#### [EXERCISE GOAL]
Look over the listing below and tally the lines in which the word "color" turns up. Answer with the tally only.

#### [DATASET EXCERPTS]
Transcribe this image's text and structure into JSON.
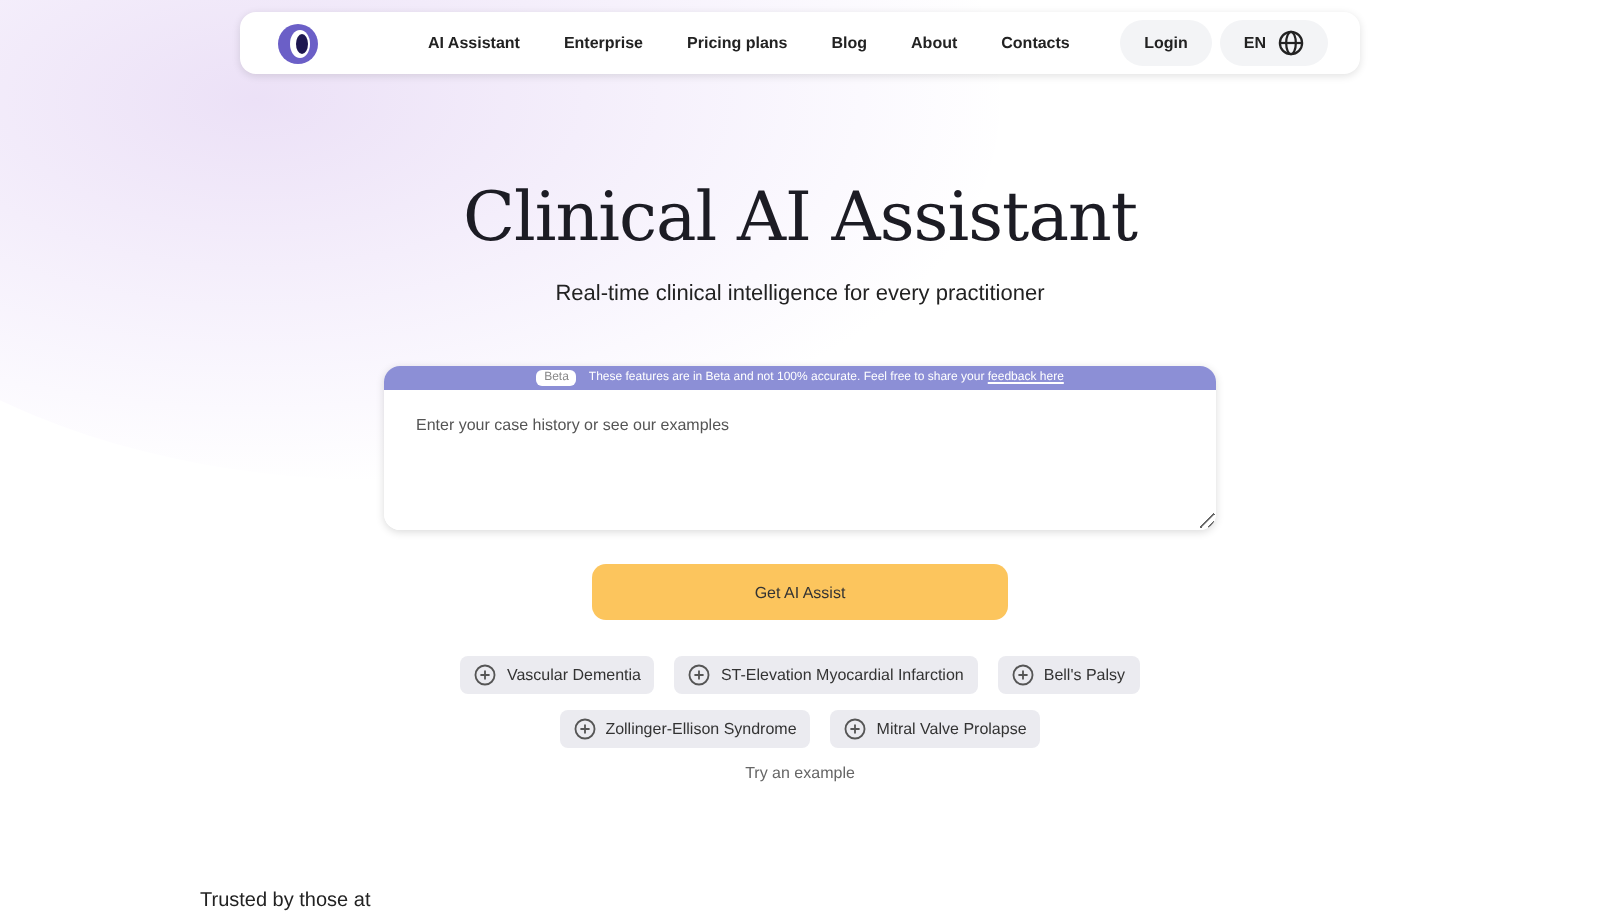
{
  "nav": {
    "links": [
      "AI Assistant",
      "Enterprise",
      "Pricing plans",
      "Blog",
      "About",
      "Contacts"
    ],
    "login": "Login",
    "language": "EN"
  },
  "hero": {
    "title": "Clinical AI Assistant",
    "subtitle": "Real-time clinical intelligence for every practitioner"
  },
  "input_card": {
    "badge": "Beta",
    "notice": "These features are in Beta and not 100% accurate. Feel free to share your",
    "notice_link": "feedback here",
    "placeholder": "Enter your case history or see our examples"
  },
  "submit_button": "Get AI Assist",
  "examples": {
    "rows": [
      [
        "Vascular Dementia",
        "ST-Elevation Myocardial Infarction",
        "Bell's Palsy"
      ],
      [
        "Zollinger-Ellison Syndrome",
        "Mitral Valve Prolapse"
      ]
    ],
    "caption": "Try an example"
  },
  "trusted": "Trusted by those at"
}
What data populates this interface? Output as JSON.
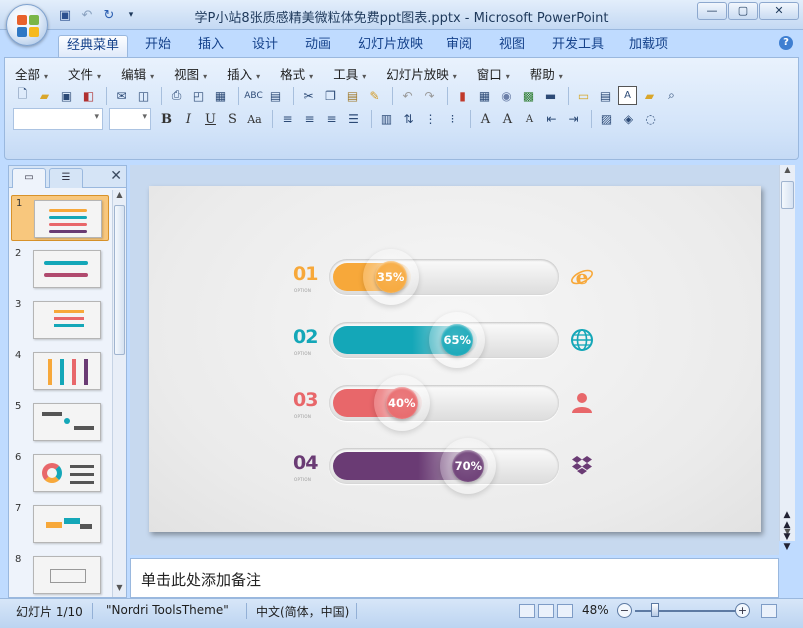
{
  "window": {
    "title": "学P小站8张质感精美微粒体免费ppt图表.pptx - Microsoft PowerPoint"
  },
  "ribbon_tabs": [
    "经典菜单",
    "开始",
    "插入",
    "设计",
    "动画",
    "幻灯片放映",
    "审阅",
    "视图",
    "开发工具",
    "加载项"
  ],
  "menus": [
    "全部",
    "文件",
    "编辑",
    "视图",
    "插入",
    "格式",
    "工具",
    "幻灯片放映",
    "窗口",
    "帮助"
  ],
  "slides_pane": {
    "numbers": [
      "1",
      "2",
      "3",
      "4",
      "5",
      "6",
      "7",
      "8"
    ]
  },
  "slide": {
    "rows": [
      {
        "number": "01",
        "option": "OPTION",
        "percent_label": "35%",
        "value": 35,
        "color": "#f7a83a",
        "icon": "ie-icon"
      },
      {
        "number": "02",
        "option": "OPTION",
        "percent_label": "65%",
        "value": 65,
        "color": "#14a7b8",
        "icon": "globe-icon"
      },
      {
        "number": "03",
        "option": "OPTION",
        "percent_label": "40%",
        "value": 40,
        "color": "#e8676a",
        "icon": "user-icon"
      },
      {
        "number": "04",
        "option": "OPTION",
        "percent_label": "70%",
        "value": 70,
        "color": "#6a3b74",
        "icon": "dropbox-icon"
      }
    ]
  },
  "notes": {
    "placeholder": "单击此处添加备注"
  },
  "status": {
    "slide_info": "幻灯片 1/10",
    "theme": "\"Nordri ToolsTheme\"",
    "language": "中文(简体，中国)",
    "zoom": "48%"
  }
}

#### [SOLUTION FOR THIS EXERCISE]
4